The International Monetary Fund (IMF) says Belize continues to face significant vulnerabilities and challenges driven by high public debt, large fiscal and external deficits, and declining international reserves.

The IMF executive directors, who met to discuss the September report of an IMF mission to the Caribbean Community (Caricom) country, said that the adverse weather conditions have also posed difficulties and emphasised that decisive policies are urgently needed to ensure macroeconomic stability and improve growth performance.

In September, the IMF mission warned that the Belize economy faced multiple challenges. It noted that gross domestic product (GDP) growth slowed to one per cent in 2015 due to falling oil production and reduced output in the primary commodity sectors, and turned to negative 1.5 per cent in the first half of 2016 relative to the same period in 2015.

The IMF said then that the decline in oil and other commodity prices led to deflation in 2015, but the inflation rate turned positive in early 2016 owing to higher food prices and the hike in the fuel tax.

It said Hurricane Earl, which hit Belize in early August, compounded the challenging economic environment.

“The fiscal position has weakened, pushing the public debt higher. The overall fiscal deficit expanded to 8 per cent of GDP in 2015.”

The executive directors noted that placing public debt on a downward path is a key priority.

“While noting that fiscal adjustment could initially impact growth, they emphasised that rigorous and sustained efforts, including both revenue and expenditure measures, are critical to ensuring fiscal sustainability and building investor confidence,” the IMF said in a statement.

It said that the directors welcomed the important steps taken by the authorities to contain public expenditures and increase revenue, but highlighted that additional measures, particularly raising the GST rate, reducing the public wage bill, reforming the pension plan for civil servants, and strengthening public financial management, will be important going forward.

“Directors noted the improvements in the financial sector and called for sustained efforts to tighten supervision and reduce vulnerabilities. They underscored the importance of continued careful assessment and monitoring financial sector risks and agreed that an asset quality review of all banks would dispel possible uncertainties about the size of their capital buffers.”

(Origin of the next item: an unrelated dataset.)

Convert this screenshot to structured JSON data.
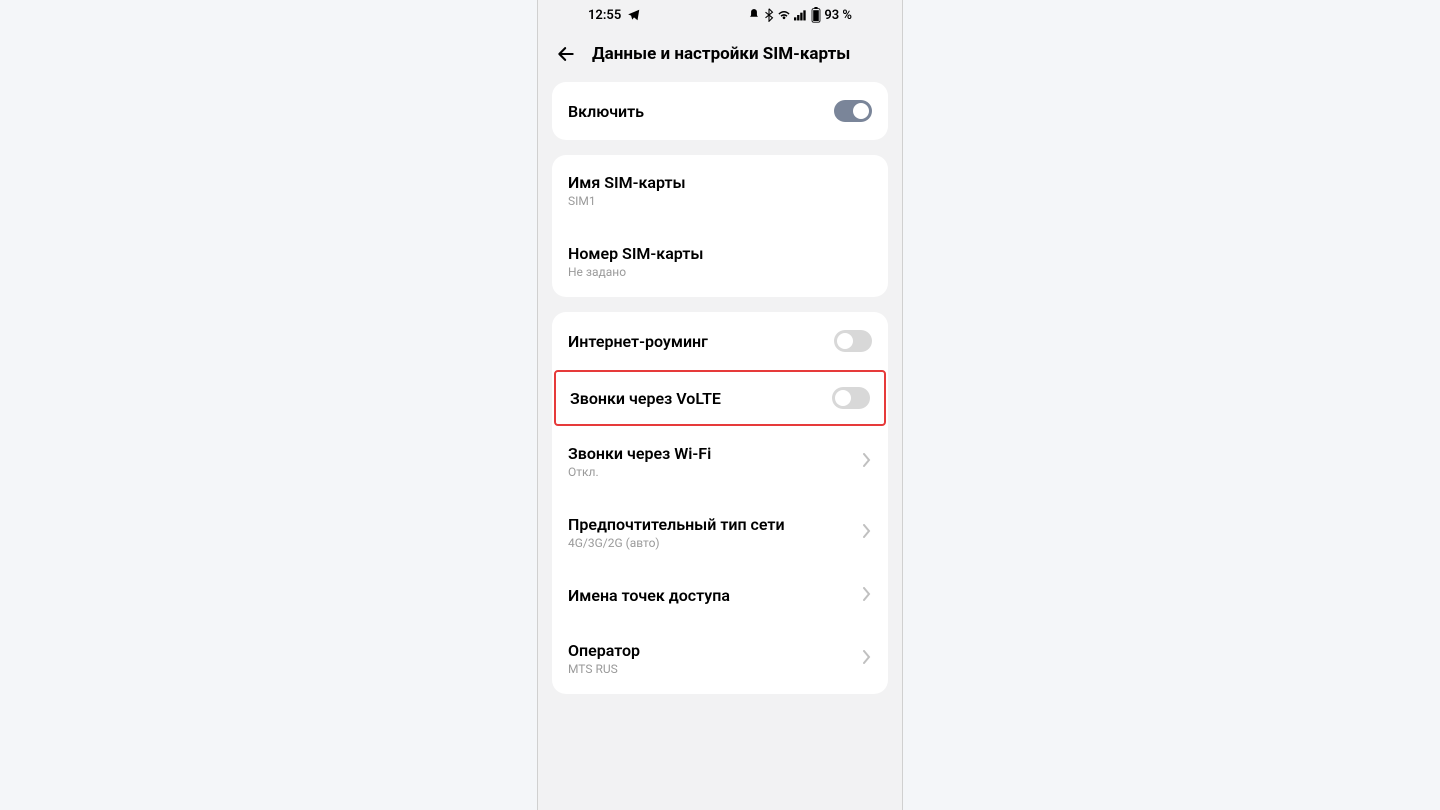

They warned that timely completion of financial stability reports, including stress tests that adjust banks’ capital buffers for shortfalls in provisioning, would further strengthen the financial sector supervision toolkit.”

The IMF directors noted that the loss of remaining Correspondent Banking Relationships (CBRs) could have a negative impact on the financial sector and the wider economy and will require action on multiple fronts, both domestically and internationally.

“They also highlighted that stronger implementation of the AML/CFT framework and improved transparency in the offshore sector, with technical assistance where needed, would help further improve compliance with international standards and understanding of money laundering and terrorist financing risks, and help address the withdrawal of CBRs,” the statement added.